Mr. Date is the author of one of the most famous database texts available on the free market, Introduction to Database Systems. He also has a few other texts that are going to possibly make my “Geek List” for reading.
- The Relational Database Dictionary, Extended Edition
- Database in Depth: Relational Theory for Practitioners
I won’t even attempt at saying this guy doesn’t know his stuff. He’s like the father of relational databases. Just look at his bio and his publications. I will say I think the guy might be a little off-balance. I’ll explain a little more below…
The presentation started off somewhat interesting. He talked about how amazed he was that so many database vendors and even database professionals are “misguided” about relational theory.

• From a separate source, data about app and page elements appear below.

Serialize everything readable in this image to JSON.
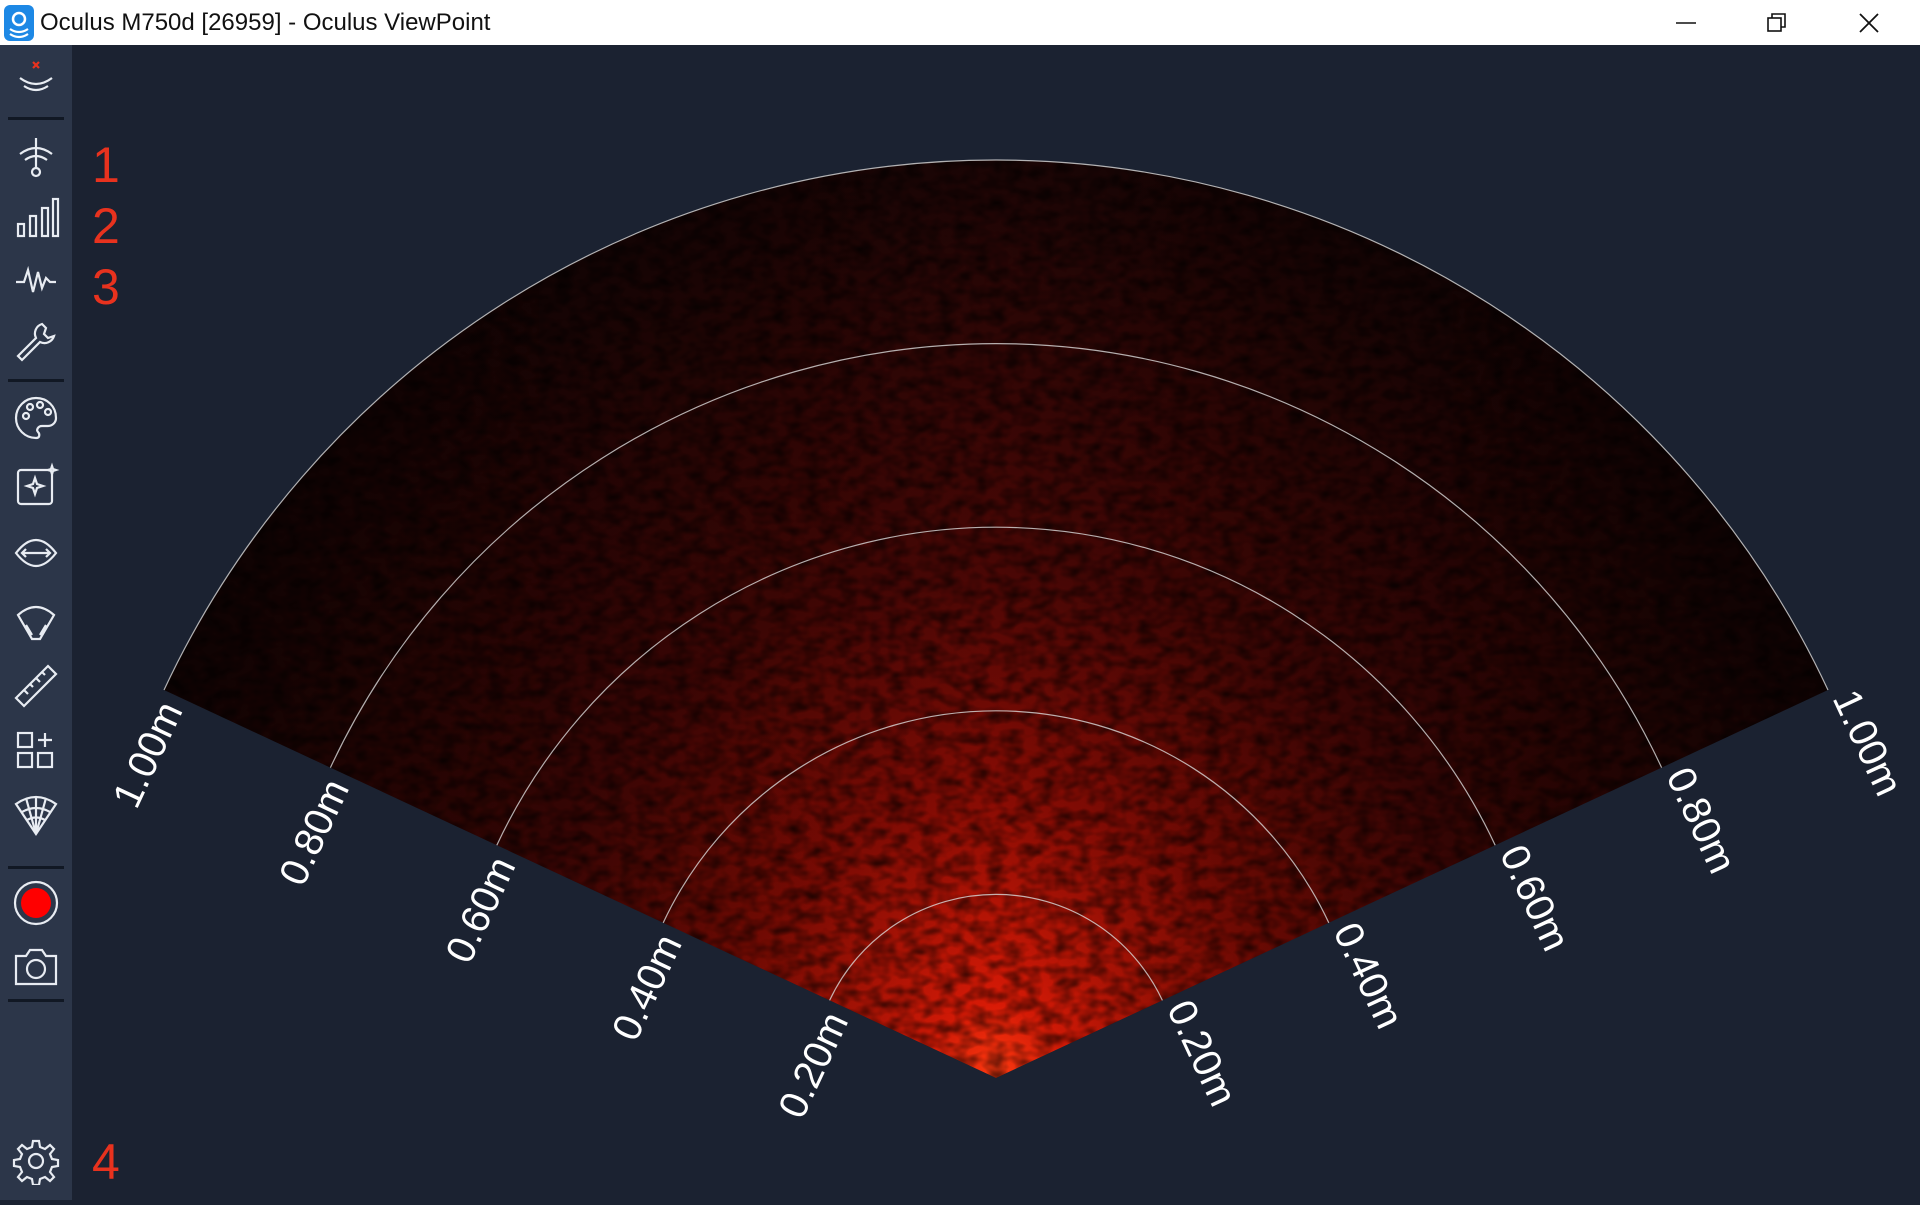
{
  "window": {
    "title": "Oculus M750d [26959] - Oculus ViewPoint",
    "controls": [
      "minimize-icon",
      "restore-icon",
      "close-icon"
    ]
  },
  "sidebar": {
    "tools": [
      {
        "name": "sonar-disconnected-icon"
      },
      {
        "name": "sonar-settings-icon"
      },
      {
        "name": "gain-bars-icon"
      },
      {
        "name": "waveform-icon"
      },
      {
        "name": "wrench-icon"
      },
      {
        "name": "palette-icon"
      },
      {
        "name": "image-enhance-icon"
      },
      {
        "name": "rotate-view-icon"
      },
      {
        "name": "flip-view-icon"
      },
      {
        "name": "ruler-icon"
      },
      {
        "name": "layout-grid-icon"
      },
      {
        "name": "fan-view-icon"
      },
      {
        "name": "record-button-icon"
      },
      {
        "name": "camera-snapshot-icon"
      },
      {
        "name": "settings-gear-icon"
      }
    ],
    "markers": [
      "1",
      "2",
      "3",
      "4"
    ]
  },
  "sonar_view": {
    "range_labels_left": [
      "1.00m",
      "0.80m",
      "0.60m",
      "0.40m",
      "0.20m"
    ],
    "range_labels_right": [
      "1.00m",
      "0.80m",
      "0.60m",
      "0.40m",
      "0.20m"
    ],
    "max_range_m": 1.0,
    "ring_ranges_m": [
      0.2,
      0.4,
      0.6,
      0.8,
      1.0
    ],
    "colors": {
      "background": "#1b2231",
      "sidebar": "#2c3649",
      "sonar_dark": "#1a0505",
      "sonar_bright": "#ff2a00",
      "marker": "#e8321e",
      "record": "#ff0000"
    }
  }
}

His main argument is that bad teaching has caused bad learning amongst database practitioners. Most importantly that database practitioners and software developers lack a fundamental understanding of relational database foundations. Read slides 2 through 6 for his examples of lack of foundation.
Date and a co-author, Hugh Darwen have put what they call The Third Manifesto which Date calls a detailed study of the impact of type theory on the relational model of data, including a comprehensive model of type inheritance. This came out of three reasons:
- Equating relations and object classes (“The First Great Blunder”)
- Mixing pointers and relations (“The Second Great Blunder”)
- More generally, failing to understand relational theory
As Date says, “The Third Manifesto is evolutionary, not revolutionary: Builds on (and tidies up) the relational model – not an attempt to replace that model…” It apparently came as a response to The Object-Oriented Database System Manifesto and Third-generation database system manifesto by Michael Stonebreaker.
- Speaker was very anti-SQL. He equated SQL to Cobal in that there will be a migration to a “better” language for more appropriate and correct “relational” communication. Yet he failed to explain what that language would be. He just reiterated that SQL was not the answer.
- In the relational world, VALUES are immutable and cannot change.
- eg: Table has 3 rows, then insert a 4th
- Therefore table is mutable therefore is a variable not a value.
- Circle is really an Elipse (Who didn’t know that?)
He lost credibility with me about two things. The first was his denial of SQL as an appropriate language to interact with relational database systems. He could have made a good point if he provided an alternative language that could and should replace SQL. The second thing was referencing this company called Required Technologies, Inc. in which he said this company built what’s called a Trans Relational Model. As Date said, this company built a relational system that claimed to have no DML or DDL, not to mention a CBO or joins. For some reason I felt like the only person in the room saying this guy is either senile or foolish. Well it turns out there are others who think the same as me.